I am not involved any more, but my gut feeling is that I have spent most of my adult life working to serve the betting industry.

The brilliant Morley Street

You started training at 20. What do you particularly love about the sport?

I love the racing scene, the challenge of keeping the show on the road and at the same time keeping one step ahead of the taxman and bank manager. Whatever else, it has been fun. Owners now are much more demanding, syndicates have expanded and that is where I was one of the instigators, helping to form the British Thoroughbred Racing and Breeding plc, which brought ownership to well over 1,000 people. Many of those have gone on to be owners in their own right or stayed in syndicates such as Elite and Million in Mind.

With the advent of the internet trainers can communicate with their owners through their websites and blogs, but it does mean there is much less personal contact between trainer and owner. In my day Sunday evening was sacrosanct and I would ring every owner with whom I hadn’t spoken during the week to update them.

Many top jockeys passed through your hands when you were training, notably Adrian Maguire and AP McCoy. Who had the most natural talent?

There was AP and Adrian. But also Richard Linley, Brian Reilly, Richard Guest, Barry Fenton, Barry Keniry, who is still riding, and not forgetting Owen McNally and Bill Palmer. Ironically, one of the most gifted was probably the little known Tony Charlton, who is still knocking around, mostly on the golf course these days. Sadly, he didn’t put his mind to it, failed to fulfil his promise and was a wasted talent.

Have you been surprised by the complete domination of the sport by McCoy?

Not surprised at all. He went from me to Martin Pipe and it was very obvious he was amazingly ambitious and industrious. However, his stable management left much to be desired – he admits himself he could only muck-in, not muck-out!

What did you instil into him and the rest of those young riders in your care?

Good manners, honesty, respect for horses and people, and horsemanship.

The controversial whip rules are still a hot topic. Did they need changing and what is the way forward?

In my opinion they did not need changing and the way forward is to let common sense prevail. We ask ourselves how has the whip controversy got to where it has and what can we do to control it? This controversy was not created from within the sport. Having said that, young jockeys should be taught the correct use of the whip and their employers should ensure they do not transgress.

Two Grand Nationals, two Champion Hurdles, a Gold Cup and two Breeders’ Cup Chases, plus numerous Flat races… what did you enjoy most about your success?

Training success is very egotistical and, of course, I enjoyed it. Morley Street being voted champion chaser in America was a huge delight and I suppose I would consider my ultimate achievement to be winning the Gold Cup with Cool Ground.

Which of your many wins brought you the most pleasure, and why?

There are so many memories.
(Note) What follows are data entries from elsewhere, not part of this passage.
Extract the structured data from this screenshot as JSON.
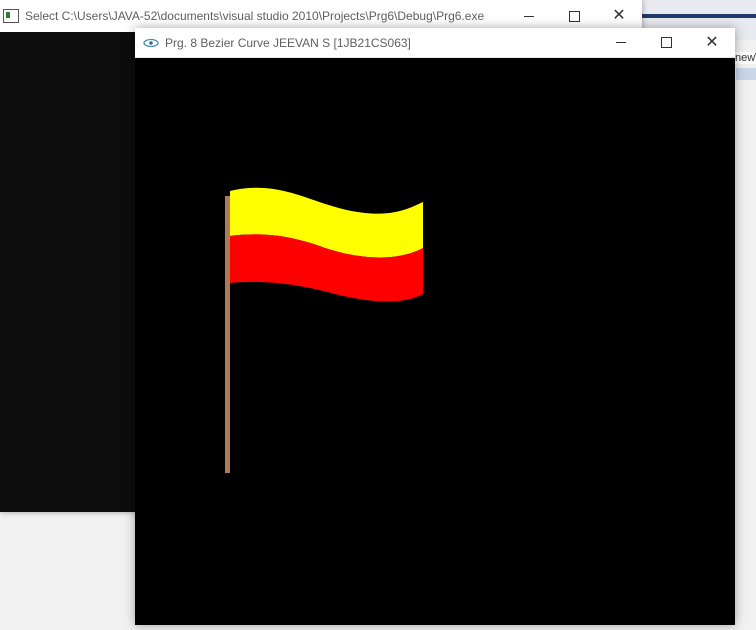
{
  "console_window": {
    "title": "Select C:\\Users\\JAVA-52\\documents\\visual studio 2010\\Projects\\Prg6\\Debug\\Prg6.exe"
  },
  "glut_window": {
    "title": "Prg. 8 Bezier Curve JEEVAN S [1JB21CS063]"
  },
  "background_app": {
    "partial_text": "new\\"
  },
  "flag": {
    "top_color": "#ffff00",
    "bottom_color": "#ff0000",
    "pole_color": "#b07a54"
  },
  "icons": {
    "console": "console-app-icon",
    "glut": "glut-eye-icon",
    "minimize": "minimize-icon",
    "maximize": "maximize-icon",
    "close": "close-icon"
  }
}
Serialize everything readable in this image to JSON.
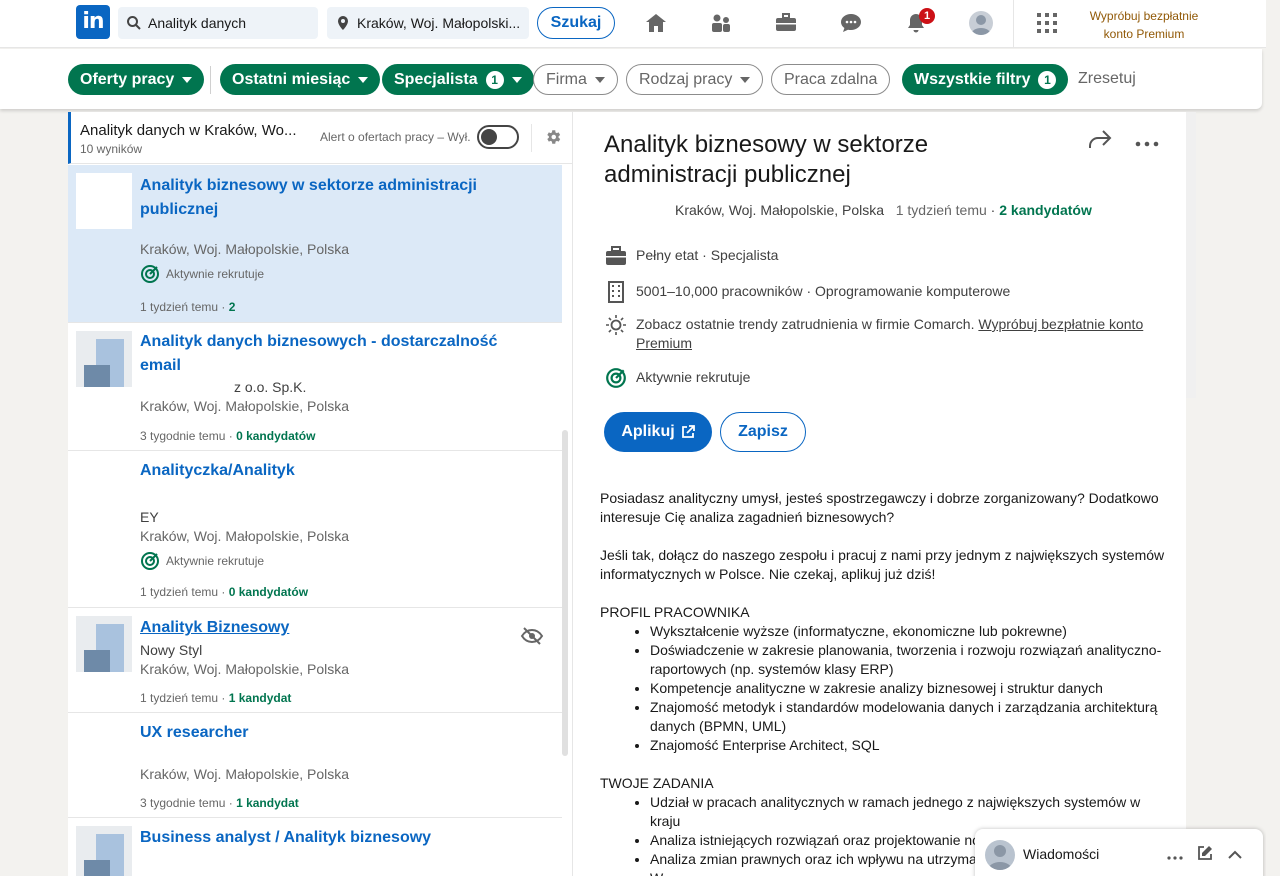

I loved trying to beat horses with a bit of temperament and it was very rewarding if and when you won races with them, because basically you had out-thought them. A good case in point was the handicapper Scaramander, who was a little shit, but I adored him.

There was also Will Rogers, a West Country hurdler, and another hurdler The Wombat, both of whom will always be fondly remembered.

How sad were you to sell Kimpton Stables after such a long association?

It was sad, but life goes on.

Your brother, Ian, was a top trainer on the Flat. Were you competitive when both training and how is your relationship now?

Absolutely not, Ian was Flat and I was jumping. And we have a great relationship.

What did it mean to you to be awarded an OBE?

Obviously, it was an enormous honour and I felt it was as much an award for racing as for me. I owe it to the sport.

Barry Hills said you needed to keep some “skulduggery” in racing. Would you agree?

Absolutely, racing must retain a sense of mischief. I never wanted to be thought of as a rogue – though I loved being called one!

The state of prize-money in Britain is a constant talking point. Was it always this way?

The difference was not that great when I was training, so it wasn’t so meaningful. Now the differential between the big prizes and the small races is enormous.

Do you have a fancy for this year’s Grand National?

Ballabriggs again.